The inspiration from this post comes from an article that you may wish to read. It is an article that describes how one attorney took his client’s rights so seriously that he ended up in contempt of court because of it- and how one judge can be so far off base that having a dedicated attorney is not only a benefit, but an absolute necessity. See this ABA article: “Law Firm Says Judge Jailed Defense Attorney for Telling Client to Take the Fifth.”

The Fifth Amendment of the United States Constitution provides the right to remain silent, it is also less commonly known as the right not to incriminate oneself while testifying in court or speaking with law enforcement or prosecutors. You may choose to waive that right and confess, but all defendants are to be made aware of the right to remain silent.

The Fifth Amendment of the United States Constitution is mirrored by the Pennsylvania Constitution in Article I, Section 9, which states that an accused cannot be compelled to give evidence against himself. The Pennsylvania courts have interpreted the two provisions together, and use federal standards when examining the Pennsylvania privilege.

The right applies any time a witness (not just the defendant but any witness) is asked to testify or talk about a subject that may implicate him in a crime. If the witness thinks that his or her statement will show criminal involvement, then he or she has the right to take the Fifth and refuse to answer the question. This right applies anytime the statement may be used against the person, not just at trial, but at any time when the person is asked a question by judicial officers or law enforcement, from initial interrogation to the appeal.

Be careful, because even in a civil proceeding, if the statement could cause criminal proceedings, then the witness may take the Fifth. The same applies to an administrative proceeding. If you are in front of the state licensing board or the employment board or a similar board you have the right to take the Fifth there as well.

An attorney should be prepared to object to any question which may incriminate the witness- especially if the witness is also a defendant. Failure of the attorney to make an objection can result in criminal prosecution (for an ordinary witness), conviction (for the defendant), and a claim of ineffective assistance of counsel (to which every defendant has a Constitutional right).

If a judge has compelled a person to testify despite their claim of the Fifth Amendment, it is grounds for what is called reversible error. Reversible error means that upon appeal, the appellate court will reverse the trial court’s decision and send the issue back for a new trial. Compulsion was what the judge was attempting to do in the article which inspired this post.

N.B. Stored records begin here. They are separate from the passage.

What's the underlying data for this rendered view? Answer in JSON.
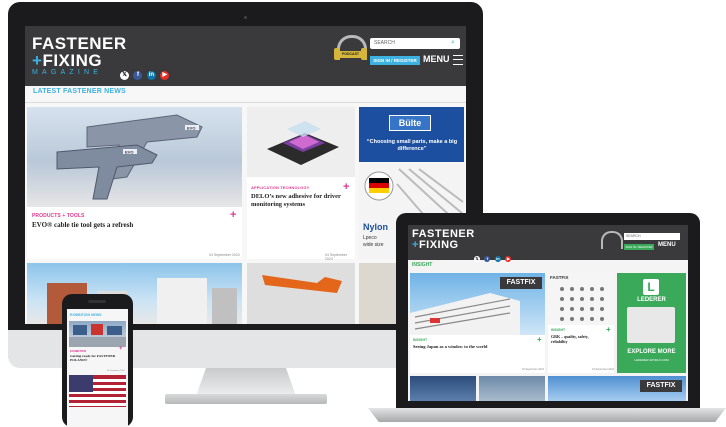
{
  "site": {
    "logo_line1": "FASTENER",
    "logo_plus": "+",
    "logo_line2": "FIXING",
    "logo_line3": "MAGAZINE",
    "podcast_badge": "PODCAST"
  },
  "header": {
    "search_placeholder": "SEARCH",
    "signin_label": "SIGN IN / REGISTER",
    "menu_label": "MENU"
  },
  "desktop": {
    "section_title": "LATEST FASTENER NEWS",
    "cards": [
      {
        "category": "PRODUCTS + TOOLS",
        "headline": "EVO® cable tie tool gets a refresh",
        "date": "04 September 2024"
      },
      {
        "category": "APPLICATION TECHNOLOGY",
        "headline": "DELO’s new adhesive for driver monitoring systems",
        "date": "04 September 2024"
      }
    ],
    "ad_bulte": {
      "brand": "Bülte",
      "tagline": "“Choosing small parts, make a big difference”"
    },
    "ad_nylon": {
      "brand": "Nylon",
      "line2": "Lpeco",
      "line3": "wide size"
    },
    "photo_tool_label": "EVO"
  },
  "laptop": {
    "section_title": "INSIGHT",
    "cards": [
      {
        "category": "INSIGHT",
        "headline": "Seeing Japan as a window to the world",
        "date": "04 September 2024"
      },
      {
        "category": "INSIGHT",
        "headline": "GRK – quality, safety, reliability",
        "date": "04 September 2024"
      }
    ],
    "fastfix_label": "FASTFIX",
    "ad_lederer": {
      "brand": "LEDERER",
      "cta": "EXPLORE MORE",
      "url": "LEDERER-WORLD.COM"
    },
    "fastfix_label_2": "FASTFIX"
  },
  "phone": {
    "section_title": "EXHIBITION NEWS",
    "card": {
      "category": "EXHIBITION",
      "headline": "Getting ready for FASTENER POLAND®",
      "date": "04 September 2024"
    }
  },
  "colors": {
    "accent": "#3db2e0",
    "category": "#e0398f",
    "header": "#3a3a3c",
    "lederer_green": "#3aa95a",
    "laptop_section": "#3aa95a"
  },
  "icons": [
    "x-social-icon",
    "facebook-icon",
    "linkedin-icon",
    "youtube-icon",
    "search-icon",
    "menu-icon",
    "headphones-icon"
  ]
}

The privilege does not extend to consequences which would be non-criminal; this includes liability in a civil suit, community disgrace, loss of employment, or even something which would cause a loss of probation if it does not create any criminal liability. The court will also not stop the jury from making any adverse inferences or assumptions based on the refusal to answer.